* Exercise brief *
Out of the entries that follow, copy each line containing "JSON".

Records shown START

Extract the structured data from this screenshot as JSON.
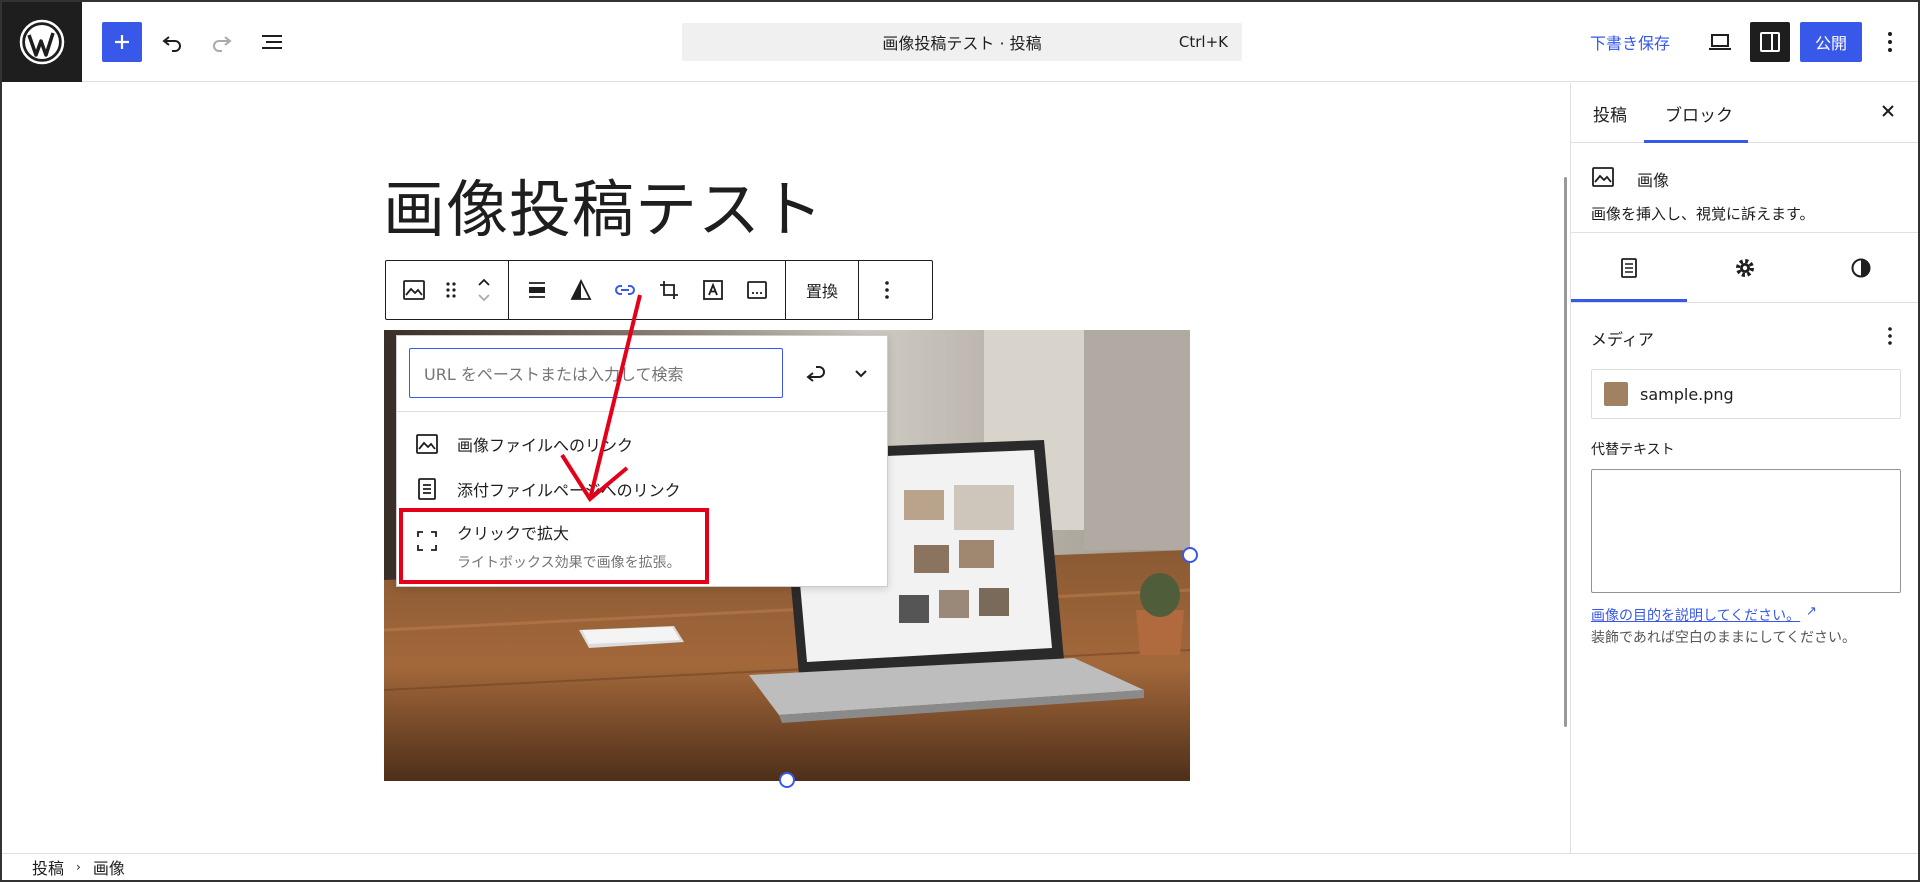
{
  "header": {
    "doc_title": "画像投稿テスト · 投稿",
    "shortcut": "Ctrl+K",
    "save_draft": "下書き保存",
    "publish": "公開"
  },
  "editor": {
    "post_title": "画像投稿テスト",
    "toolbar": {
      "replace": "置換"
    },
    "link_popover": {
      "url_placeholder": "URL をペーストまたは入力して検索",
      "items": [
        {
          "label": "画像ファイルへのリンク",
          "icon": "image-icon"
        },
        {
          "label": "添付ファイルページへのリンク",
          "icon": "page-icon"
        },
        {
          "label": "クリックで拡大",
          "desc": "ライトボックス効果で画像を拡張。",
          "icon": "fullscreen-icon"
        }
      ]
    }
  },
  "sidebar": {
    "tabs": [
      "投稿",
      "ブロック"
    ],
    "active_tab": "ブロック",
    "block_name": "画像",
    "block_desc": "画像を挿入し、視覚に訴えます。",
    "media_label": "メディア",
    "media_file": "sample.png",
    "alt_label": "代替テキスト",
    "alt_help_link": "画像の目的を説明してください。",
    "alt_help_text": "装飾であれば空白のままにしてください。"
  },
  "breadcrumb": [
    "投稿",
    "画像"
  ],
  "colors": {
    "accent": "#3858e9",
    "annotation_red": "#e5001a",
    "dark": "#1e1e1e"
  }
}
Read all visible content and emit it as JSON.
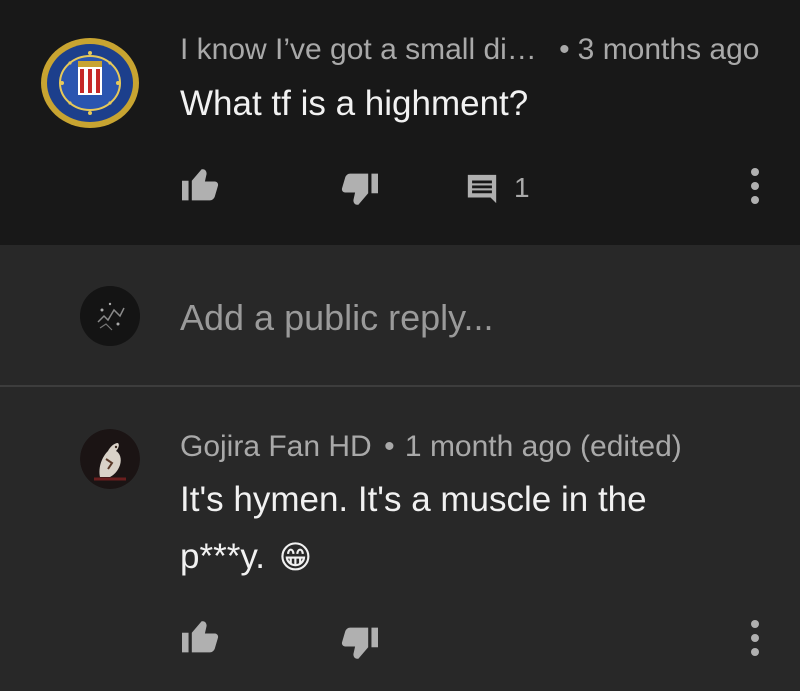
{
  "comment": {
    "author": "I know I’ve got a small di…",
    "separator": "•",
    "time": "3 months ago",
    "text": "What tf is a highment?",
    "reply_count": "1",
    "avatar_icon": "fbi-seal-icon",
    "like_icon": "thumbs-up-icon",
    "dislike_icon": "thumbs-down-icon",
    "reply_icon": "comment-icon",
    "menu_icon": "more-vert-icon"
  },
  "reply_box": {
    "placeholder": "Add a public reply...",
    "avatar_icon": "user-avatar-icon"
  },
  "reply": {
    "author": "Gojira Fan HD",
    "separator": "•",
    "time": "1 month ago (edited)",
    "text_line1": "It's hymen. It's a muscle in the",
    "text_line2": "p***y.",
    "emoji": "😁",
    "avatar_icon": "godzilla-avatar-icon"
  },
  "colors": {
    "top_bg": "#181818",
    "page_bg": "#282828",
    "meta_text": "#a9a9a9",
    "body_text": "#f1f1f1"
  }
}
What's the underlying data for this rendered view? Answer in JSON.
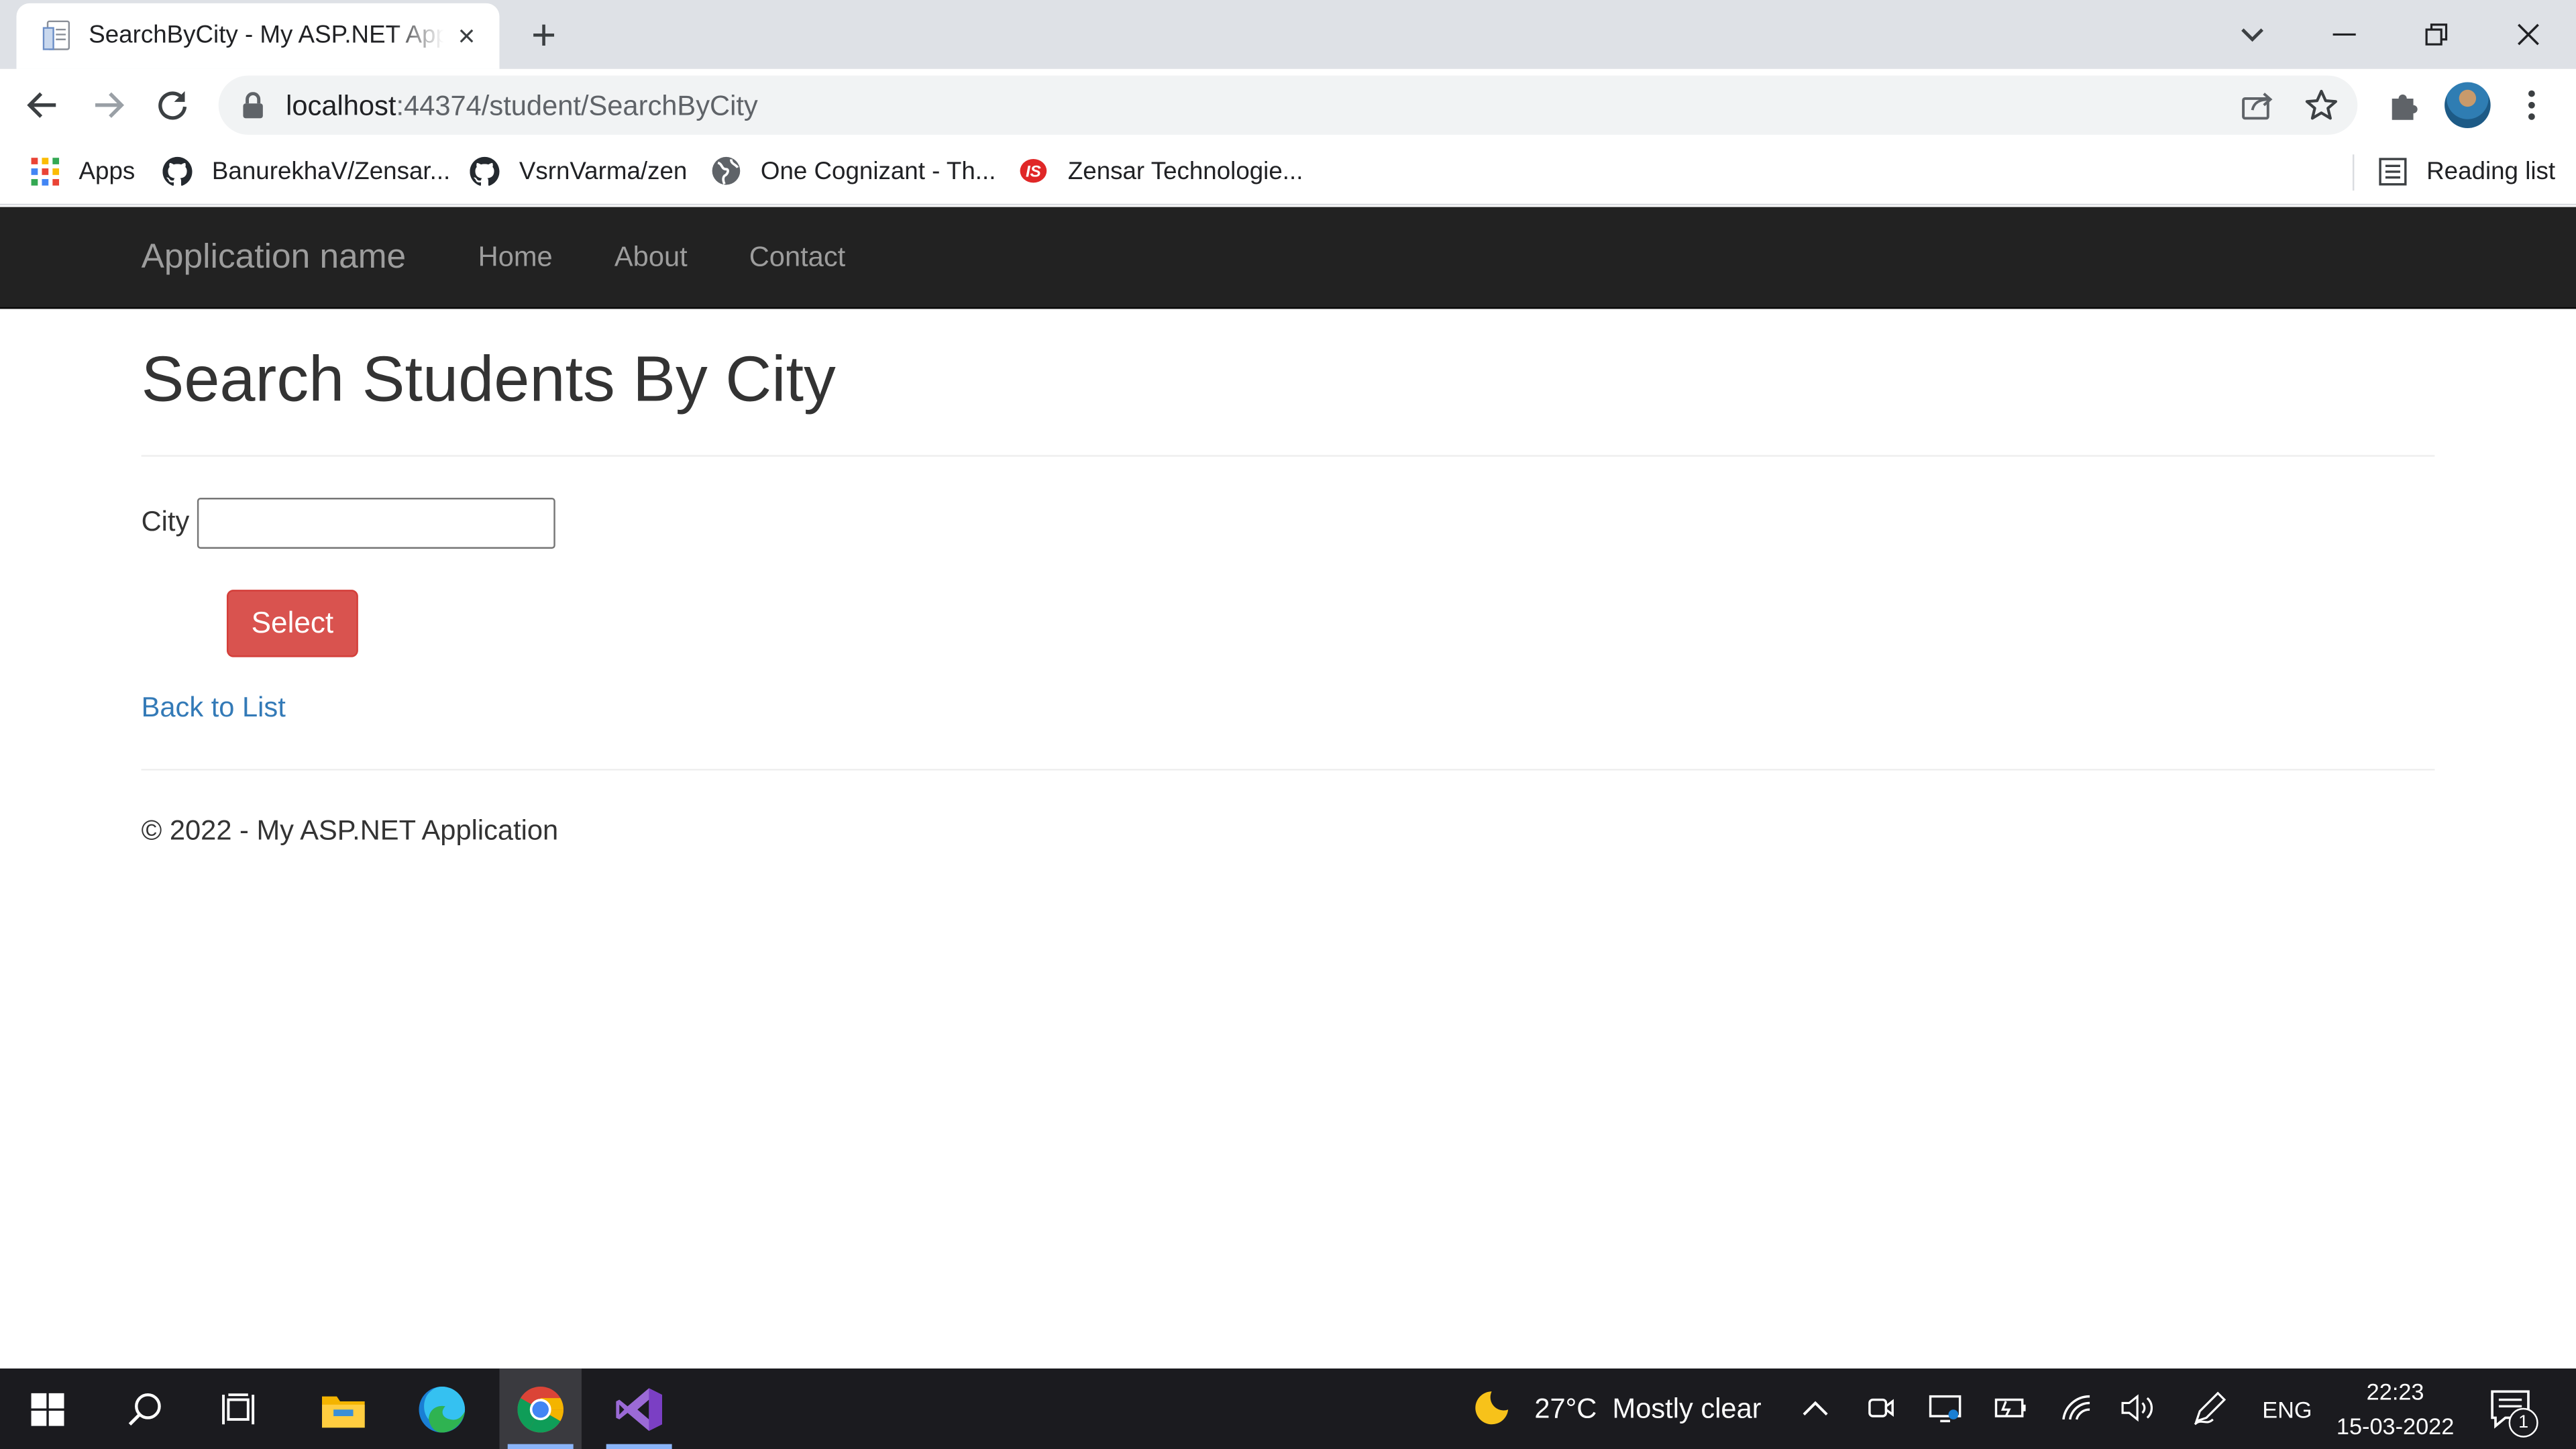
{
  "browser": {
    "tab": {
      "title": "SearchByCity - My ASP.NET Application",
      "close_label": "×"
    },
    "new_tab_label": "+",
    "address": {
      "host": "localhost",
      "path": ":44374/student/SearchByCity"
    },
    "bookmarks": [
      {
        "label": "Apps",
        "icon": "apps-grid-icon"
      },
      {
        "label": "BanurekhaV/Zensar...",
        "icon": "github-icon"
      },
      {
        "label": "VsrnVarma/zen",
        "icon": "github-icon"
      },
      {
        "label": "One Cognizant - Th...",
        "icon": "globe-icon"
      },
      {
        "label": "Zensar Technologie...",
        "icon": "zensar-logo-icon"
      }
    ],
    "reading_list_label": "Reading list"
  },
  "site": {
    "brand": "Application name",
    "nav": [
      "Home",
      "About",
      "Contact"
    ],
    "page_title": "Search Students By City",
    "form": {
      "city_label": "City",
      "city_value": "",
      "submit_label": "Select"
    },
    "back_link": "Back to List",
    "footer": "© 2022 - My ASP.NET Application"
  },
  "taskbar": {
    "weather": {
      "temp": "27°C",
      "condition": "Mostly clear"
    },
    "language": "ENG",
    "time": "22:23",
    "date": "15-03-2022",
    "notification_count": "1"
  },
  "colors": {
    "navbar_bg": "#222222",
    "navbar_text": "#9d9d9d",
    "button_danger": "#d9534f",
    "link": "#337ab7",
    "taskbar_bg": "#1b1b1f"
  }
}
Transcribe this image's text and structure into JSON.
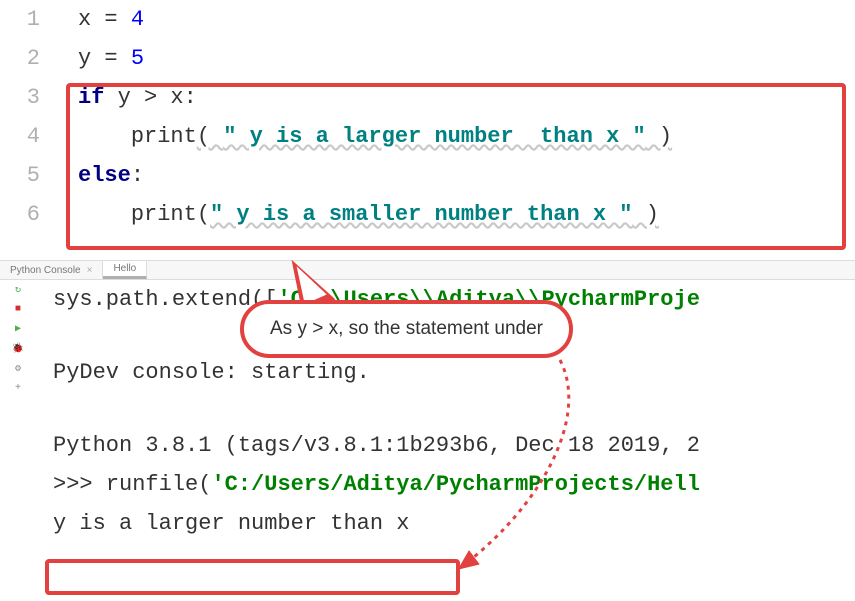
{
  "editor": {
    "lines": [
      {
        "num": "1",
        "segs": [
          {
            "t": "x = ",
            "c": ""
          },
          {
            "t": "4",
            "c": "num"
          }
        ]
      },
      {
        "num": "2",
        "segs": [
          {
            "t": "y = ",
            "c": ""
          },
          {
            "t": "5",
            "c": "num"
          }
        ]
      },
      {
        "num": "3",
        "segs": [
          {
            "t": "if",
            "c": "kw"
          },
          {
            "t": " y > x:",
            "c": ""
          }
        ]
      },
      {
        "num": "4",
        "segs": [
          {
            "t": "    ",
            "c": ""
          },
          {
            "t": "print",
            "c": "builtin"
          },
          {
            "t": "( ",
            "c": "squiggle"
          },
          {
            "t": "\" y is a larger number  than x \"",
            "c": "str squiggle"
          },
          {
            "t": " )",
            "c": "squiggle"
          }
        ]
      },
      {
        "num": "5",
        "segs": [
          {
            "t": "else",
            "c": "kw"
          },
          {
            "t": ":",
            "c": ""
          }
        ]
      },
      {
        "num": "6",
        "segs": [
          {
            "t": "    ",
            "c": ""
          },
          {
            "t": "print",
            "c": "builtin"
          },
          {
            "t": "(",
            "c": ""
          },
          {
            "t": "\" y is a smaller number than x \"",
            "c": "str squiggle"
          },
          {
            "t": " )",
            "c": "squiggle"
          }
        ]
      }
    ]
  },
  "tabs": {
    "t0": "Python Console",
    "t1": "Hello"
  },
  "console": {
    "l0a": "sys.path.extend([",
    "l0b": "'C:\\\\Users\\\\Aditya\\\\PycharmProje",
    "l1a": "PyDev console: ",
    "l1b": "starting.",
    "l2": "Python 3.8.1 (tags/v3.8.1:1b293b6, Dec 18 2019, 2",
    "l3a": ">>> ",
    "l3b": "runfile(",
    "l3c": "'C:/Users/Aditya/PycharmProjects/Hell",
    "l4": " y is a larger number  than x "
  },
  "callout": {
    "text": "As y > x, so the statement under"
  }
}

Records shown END

* Written response *
Extract the structured data from this screenshot as JSON.
Read all visible content and emit it as JSON.
What's the underlying data for this rendered view? Answer in JSON.
Transcribe this image's text and structure into JSON.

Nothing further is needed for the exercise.